Content starts
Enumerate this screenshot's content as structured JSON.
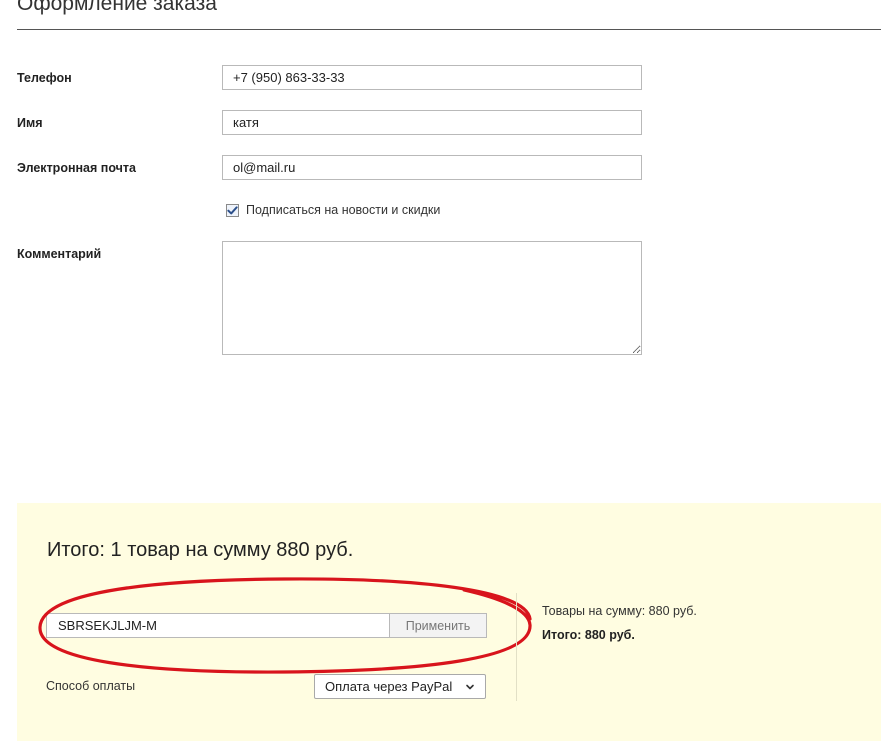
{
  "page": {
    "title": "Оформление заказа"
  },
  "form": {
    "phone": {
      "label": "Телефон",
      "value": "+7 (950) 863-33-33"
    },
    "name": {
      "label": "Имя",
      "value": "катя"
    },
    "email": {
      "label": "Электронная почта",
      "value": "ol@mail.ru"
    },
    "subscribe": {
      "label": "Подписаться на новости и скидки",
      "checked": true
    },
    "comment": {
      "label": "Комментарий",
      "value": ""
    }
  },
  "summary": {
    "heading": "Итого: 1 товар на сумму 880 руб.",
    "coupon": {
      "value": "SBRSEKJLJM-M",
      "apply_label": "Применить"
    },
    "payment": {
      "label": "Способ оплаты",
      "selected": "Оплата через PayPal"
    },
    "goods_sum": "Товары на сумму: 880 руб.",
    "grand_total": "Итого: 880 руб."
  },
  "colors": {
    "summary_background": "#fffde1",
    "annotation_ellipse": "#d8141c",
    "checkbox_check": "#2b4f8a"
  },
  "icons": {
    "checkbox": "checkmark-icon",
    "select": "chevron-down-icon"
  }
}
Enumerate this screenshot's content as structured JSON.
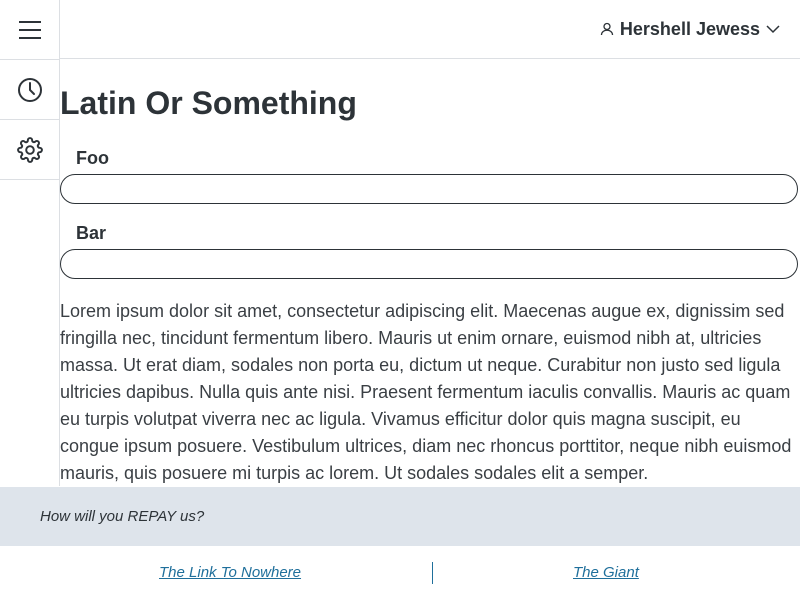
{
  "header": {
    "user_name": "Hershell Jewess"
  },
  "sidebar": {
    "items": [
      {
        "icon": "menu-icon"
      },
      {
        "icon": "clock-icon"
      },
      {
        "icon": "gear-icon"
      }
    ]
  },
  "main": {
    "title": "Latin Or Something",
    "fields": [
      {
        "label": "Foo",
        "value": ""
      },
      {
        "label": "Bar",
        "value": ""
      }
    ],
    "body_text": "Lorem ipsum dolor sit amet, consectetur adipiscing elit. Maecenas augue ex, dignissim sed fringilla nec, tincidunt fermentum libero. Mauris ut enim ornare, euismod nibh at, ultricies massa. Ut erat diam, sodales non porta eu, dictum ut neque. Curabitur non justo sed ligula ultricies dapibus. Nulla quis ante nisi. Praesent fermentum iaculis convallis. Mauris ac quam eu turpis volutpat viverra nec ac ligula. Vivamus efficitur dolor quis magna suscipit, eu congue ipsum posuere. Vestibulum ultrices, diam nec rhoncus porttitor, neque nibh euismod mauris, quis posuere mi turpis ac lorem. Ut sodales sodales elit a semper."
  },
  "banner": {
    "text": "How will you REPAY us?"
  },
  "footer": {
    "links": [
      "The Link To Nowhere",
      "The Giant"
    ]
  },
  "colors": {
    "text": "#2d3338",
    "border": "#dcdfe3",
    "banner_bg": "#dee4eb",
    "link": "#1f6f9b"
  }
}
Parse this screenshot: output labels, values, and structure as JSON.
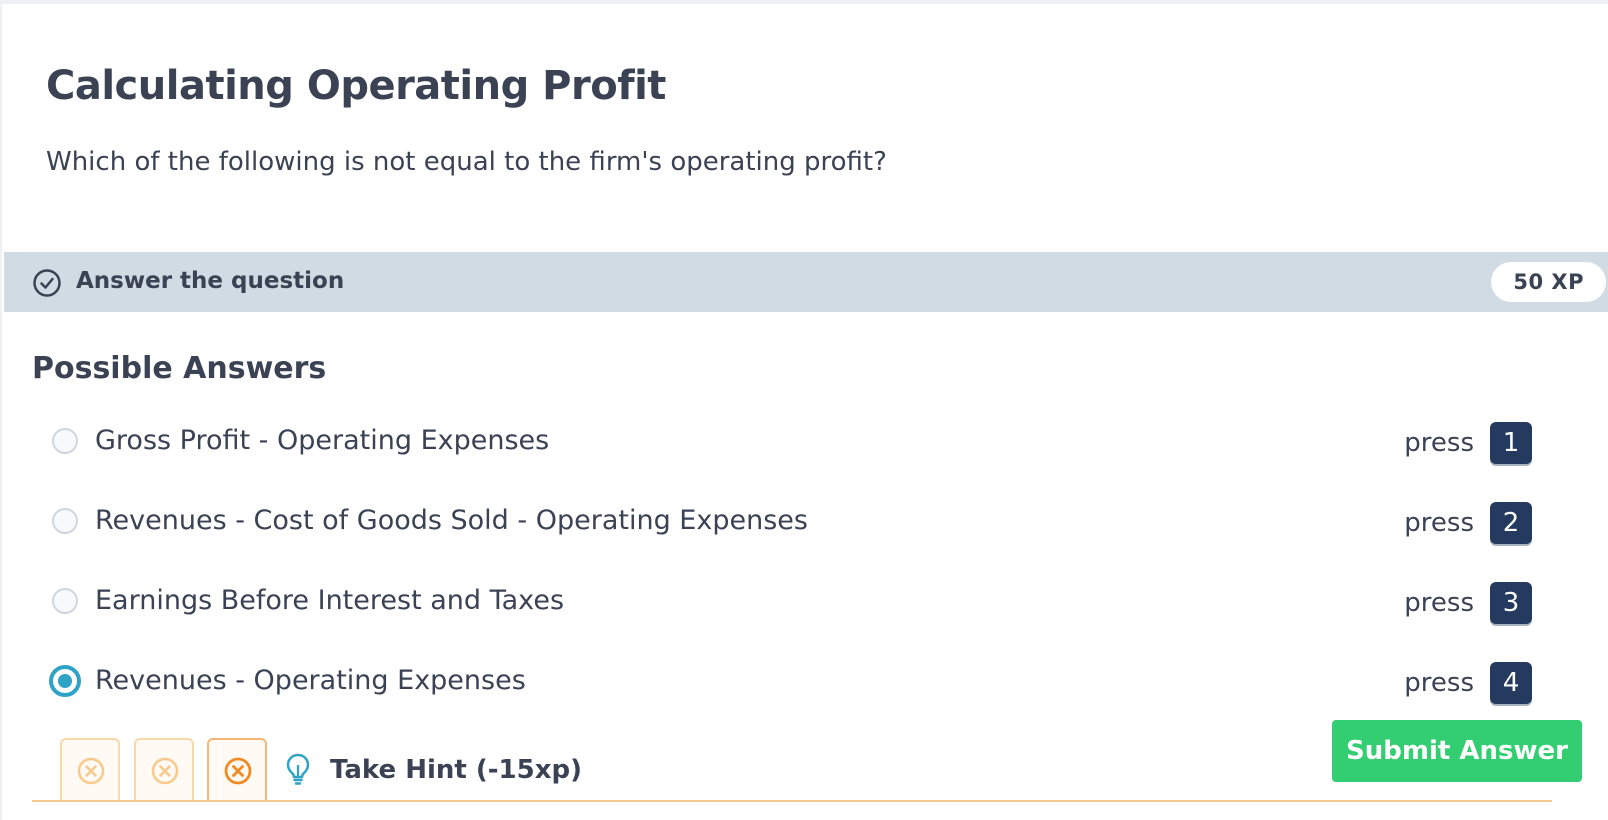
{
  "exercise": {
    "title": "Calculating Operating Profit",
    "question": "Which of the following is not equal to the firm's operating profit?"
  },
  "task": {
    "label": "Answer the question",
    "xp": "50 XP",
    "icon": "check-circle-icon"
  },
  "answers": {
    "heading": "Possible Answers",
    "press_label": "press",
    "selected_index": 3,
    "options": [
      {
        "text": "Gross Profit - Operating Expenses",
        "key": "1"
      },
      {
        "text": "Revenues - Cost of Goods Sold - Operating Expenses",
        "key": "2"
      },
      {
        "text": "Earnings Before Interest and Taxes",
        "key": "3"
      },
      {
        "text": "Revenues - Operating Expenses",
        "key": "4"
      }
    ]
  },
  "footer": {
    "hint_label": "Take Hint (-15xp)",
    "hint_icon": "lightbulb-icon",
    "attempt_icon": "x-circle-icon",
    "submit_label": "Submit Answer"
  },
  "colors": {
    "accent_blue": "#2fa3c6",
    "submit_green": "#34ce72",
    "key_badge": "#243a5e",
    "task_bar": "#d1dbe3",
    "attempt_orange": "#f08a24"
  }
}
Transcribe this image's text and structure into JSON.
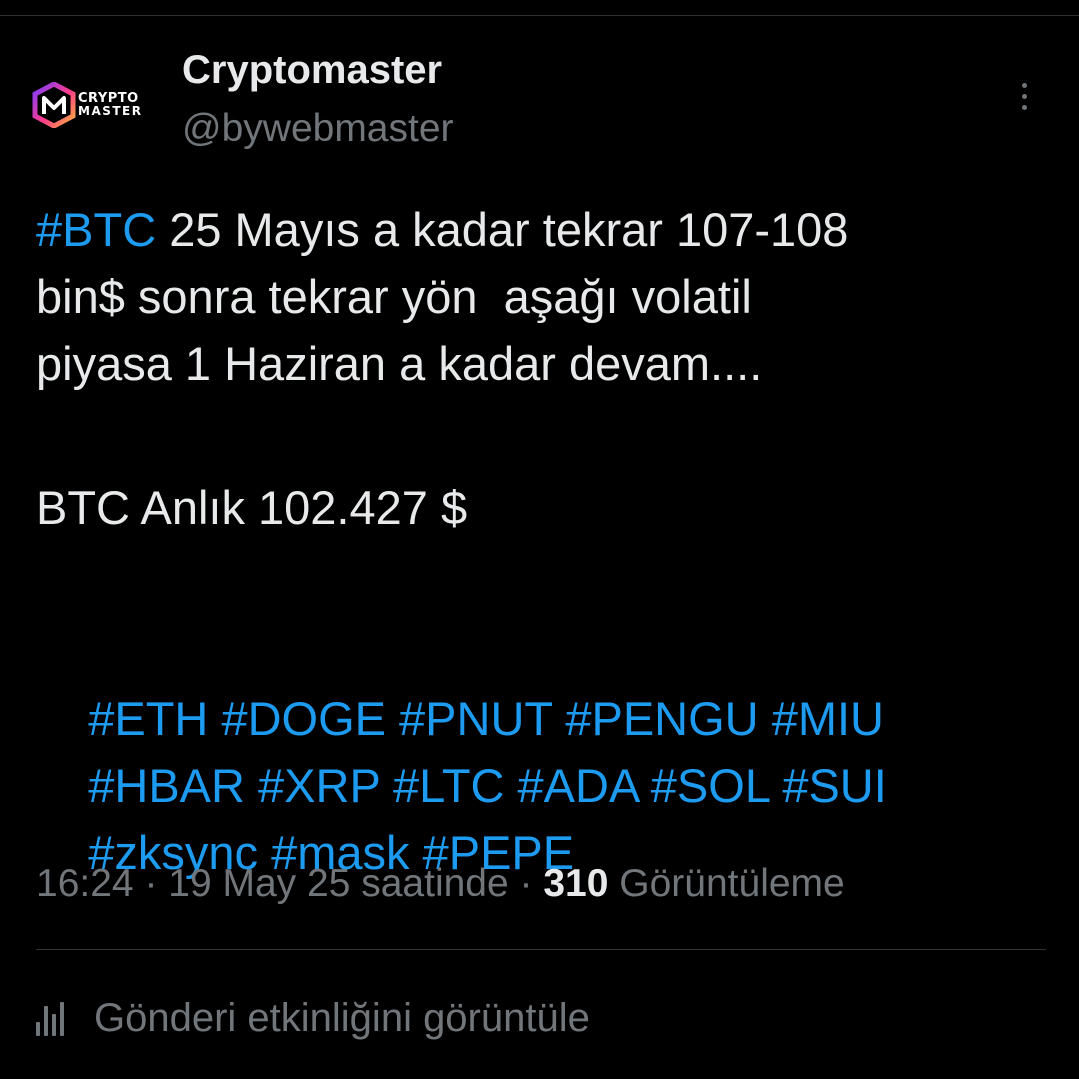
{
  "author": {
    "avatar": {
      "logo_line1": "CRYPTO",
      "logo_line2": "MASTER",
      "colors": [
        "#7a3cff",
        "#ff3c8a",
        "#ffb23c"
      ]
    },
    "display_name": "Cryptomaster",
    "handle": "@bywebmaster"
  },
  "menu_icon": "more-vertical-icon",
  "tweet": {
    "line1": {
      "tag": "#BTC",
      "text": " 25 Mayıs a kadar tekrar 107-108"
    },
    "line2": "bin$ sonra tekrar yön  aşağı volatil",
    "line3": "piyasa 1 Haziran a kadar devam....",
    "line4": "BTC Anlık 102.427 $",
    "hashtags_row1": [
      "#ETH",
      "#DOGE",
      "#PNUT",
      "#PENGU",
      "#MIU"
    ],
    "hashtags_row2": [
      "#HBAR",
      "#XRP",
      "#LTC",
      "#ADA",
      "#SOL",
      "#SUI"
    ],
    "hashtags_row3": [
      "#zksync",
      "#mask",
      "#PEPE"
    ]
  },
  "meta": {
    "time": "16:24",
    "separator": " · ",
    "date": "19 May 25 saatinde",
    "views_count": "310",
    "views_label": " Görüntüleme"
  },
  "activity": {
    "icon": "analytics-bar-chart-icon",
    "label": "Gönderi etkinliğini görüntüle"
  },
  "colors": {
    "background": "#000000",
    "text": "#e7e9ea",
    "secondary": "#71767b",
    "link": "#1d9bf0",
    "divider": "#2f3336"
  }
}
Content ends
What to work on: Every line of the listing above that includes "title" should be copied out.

Response to the exercise:
    "title": "Оформление заказа"
    "title": "Latin Or Something",
    "title": "Calculating Operating Profit",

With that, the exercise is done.